    their insistence on forbidding condoms, the Catholic priests inciting
    genocide from their pulpits in Rwanda, the terrible slaughter of
    innocents that results from the battle of extremist Muslim and Jewish
    parties in the Israeli-Palestinian conflict, etc.)

    We need to actively rally against the evil brought upon innocents through
    religiously fueled malice or ignorance and stand firm in our resolve to
    curb the institutions of faith that in their fundamental nature call for
    such violent actions. THAT is the essence of anti-theism. I dare say
    that this is a cause worth rallying for if you’re an atheist, and it
    is certainly not the rather vapid anger you portray it to be. The
    essence of anti-theism is not being angry at every religious person or
    actively trying to dissuade everyone from religion. As long as the
    beliefs of people do not cause physical and circumstantial harm to
    anyone else, they are free to believe anything they want. I have a
    couple of religious friends myself and we get along just fine. They are
    not the issue.

    • bluharmony

      Which is what I say multiple times in the comments — that I’m angry at the harms perpetuated by religion, not religion in general. And those harms are ultimately committed by either ignorant or malicious people. That’s what makes me angry — people who would willingly or ignorantly harm others. Religion is not really relevant.

  • MarionDelgado

    I’m a 3rd-gen freethinker and we haven’t got much baggage, as a group.
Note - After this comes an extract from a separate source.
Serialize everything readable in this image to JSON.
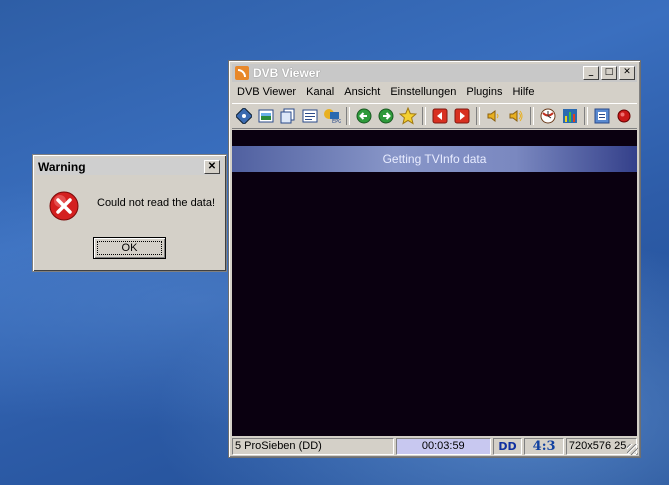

Religion’s not done anything to me. The thing I do resent sometimes is the notion that any of my ethics come from Judeo-Christian values at all.